  4. 4. What is going on here? <ul><li>Why is it not over? </li></ul><ul><li>US Food and Drug Administration (FDA) Enhanced Feed Ban Established, Required Compliance Delayed Six Months:  On April 27, 2009, a regulation issued by FDA will go into effect establishing an enhanced BSE-related feed ban in the United States. The date of required compliance to this regulation, however, was recently moved back six months to October 26, 2009. The ban will further harmonize BSE feed control measures in the United States with those in Canada. In addition, FDA continues to enforce its important 1997 mammalian-to-ruminant feed ban through its BSE inspection and BSE feed testing programs. </li></ul><ul><li>As you can see we are only five months into the new rules as of March 2010! </li></ul>
  5. 5. When did it start? <ul><li>Research indicates that the first probable infections of BSE in cows occurred during the 1970's with two cases of BSE being identified in 1986. BSE possibly originated as a result of feeding cattle meat-and-bone meal that contained BSE-infected products from a spontaneously occurring case of BSE or scrapie-infected sheep products. Scrapie is a prion disease of sheep. There is strong evidence and general agreement that the outbreak was then amplified and spread throughout the United Kingdom cattle industry by feeding rendered, prion-infected, bovine meat-and-bone meal to young calves. </li></ul>
  6. 6. Where it went wild… <ul><li>The BSE epidemic in the United Kingdom peaked in January 1993 at almost 1,000 new cases per week. Through the end of 2008, more than 184,500 cases of BSE had been confirmed in the United Kingdom alone in more than 35,000 herds. </li></ul>
  7. 8. Associations… <ul><li>There exists strong epidemiologic and laboratory evidence for a causal association between a new human prion disease called variant Creutzfeldt-Jakob disease (vCJD) that was first reported from the United Kingdom in 1996 and the BSE outbreak in cattle. The interval between the most likely period for the initial extended exposure of the population to potentially BSE-contaminated food (1984-1986) and the onset of initial variant CJD cases (1994-1996) is consistent with known incubation periods for the human forms of prion disease. </li></ul>
  8. 9. Trends

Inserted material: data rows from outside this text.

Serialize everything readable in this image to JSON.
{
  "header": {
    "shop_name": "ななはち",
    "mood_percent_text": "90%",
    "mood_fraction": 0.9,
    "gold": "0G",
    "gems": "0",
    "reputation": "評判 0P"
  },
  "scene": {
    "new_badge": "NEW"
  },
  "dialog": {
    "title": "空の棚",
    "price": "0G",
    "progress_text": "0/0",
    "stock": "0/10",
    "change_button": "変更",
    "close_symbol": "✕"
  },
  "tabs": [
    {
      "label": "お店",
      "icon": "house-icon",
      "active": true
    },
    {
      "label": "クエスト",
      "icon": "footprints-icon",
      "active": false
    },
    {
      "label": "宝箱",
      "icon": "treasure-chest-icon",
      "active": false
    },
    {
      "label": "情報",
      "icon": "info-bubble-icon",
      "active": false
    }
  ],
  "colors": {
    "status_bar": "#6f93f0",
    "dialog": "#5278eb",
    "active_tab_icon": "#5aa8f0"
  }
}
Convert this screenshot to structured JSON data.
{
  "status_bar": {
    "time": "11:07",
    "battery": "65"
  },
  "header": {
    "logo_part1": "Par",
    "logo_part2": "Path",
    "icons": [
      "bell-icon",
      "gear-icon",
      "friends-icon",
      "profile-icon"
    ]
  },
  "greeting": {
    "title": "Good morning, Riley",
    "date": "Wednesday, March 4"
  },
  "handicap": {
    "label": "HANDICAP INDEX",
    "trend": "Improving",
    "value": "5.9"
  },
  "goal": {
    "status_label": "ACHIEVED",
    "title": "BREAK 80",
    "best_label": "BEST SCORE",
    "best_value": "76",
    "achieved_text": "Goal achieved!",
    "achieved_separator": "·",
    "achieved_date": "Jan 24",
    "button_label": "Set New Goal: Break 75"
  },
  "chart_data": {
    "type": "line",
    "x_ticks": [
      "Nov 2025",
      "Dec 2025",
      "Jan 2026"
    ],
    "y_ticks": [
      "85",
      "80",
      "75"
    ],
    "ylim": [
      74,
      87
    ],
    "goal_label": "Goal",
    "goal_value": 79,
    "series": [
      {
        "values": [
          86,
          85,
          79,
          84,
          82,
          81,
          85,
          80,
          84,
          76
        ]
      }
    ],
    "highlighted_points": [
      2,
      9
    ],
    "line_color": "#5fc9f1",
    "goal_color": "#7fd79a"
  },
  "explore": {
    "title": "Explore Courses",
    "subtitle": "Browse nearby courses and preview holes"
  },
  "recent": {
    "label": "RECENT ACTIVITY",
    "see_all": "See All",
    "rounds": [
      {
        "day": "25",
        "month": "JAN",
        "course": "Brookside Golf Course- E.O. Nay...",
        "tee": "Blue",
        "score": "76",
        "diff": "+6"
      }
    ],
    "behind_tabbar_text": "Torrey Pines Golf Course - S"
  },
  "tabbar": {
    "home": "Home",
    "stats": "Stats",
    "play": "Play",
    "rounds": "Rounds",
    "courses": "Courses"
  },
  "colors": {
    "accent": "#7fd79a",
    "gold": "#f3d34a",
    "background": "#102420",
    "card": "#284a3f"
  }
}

  9. 10. For more reading: <ul><li>For more information on this topic: </li></ul><ul><li>An Estimate of the Prevalence of BSE in the United States, July 20, 2006      (PDF – 259 KB) </li></ul><ul><li>APHIS, USDA, Assessment of Bovine Spongiform Encephalopathy risks associated with the importation of certain commodities from BSE minimal risk regions (Canada), Attachment 1, October 27, 2006      (PDF – 279 KB) </li></ul><ul><li>APHIS, USDA’s BSE Surveillance Efforts Factsheet, July 2006      (PDF – 56 KB) </li></ul><ul><li>For regularly updated numbers of reported BSE cases worldwide, see the  Office International Des Epizooties (OIE) BSE website   . </li></ul><ul><li>For information about BSE in Canada, see the  Canada Food Inspection Agency (CFIA) website   . </li></ul><ul><li>  Topic Contents: </li></ul><ul><li>BSE Control Measures </li></ul><ul><li>References and Resources </li></ul><ul><li>  See Also: </li></ul><ul><li>Risk to travelers of acquiring vCJD which has been linked to BSE-infected cows On vCJD site </li></ul><ul><li>Epidemiology of vCJD and BSE On vCJD site </li></ul><ul><li>Previous Update on BSE in North America, February 13, 2008. On BSE website </li></ul><ul><li>All information related to this slide presentation is from the official Centers for Disease Control website at http:// www.cdc.gov/ncidod/dvrd/bse / </li></ul>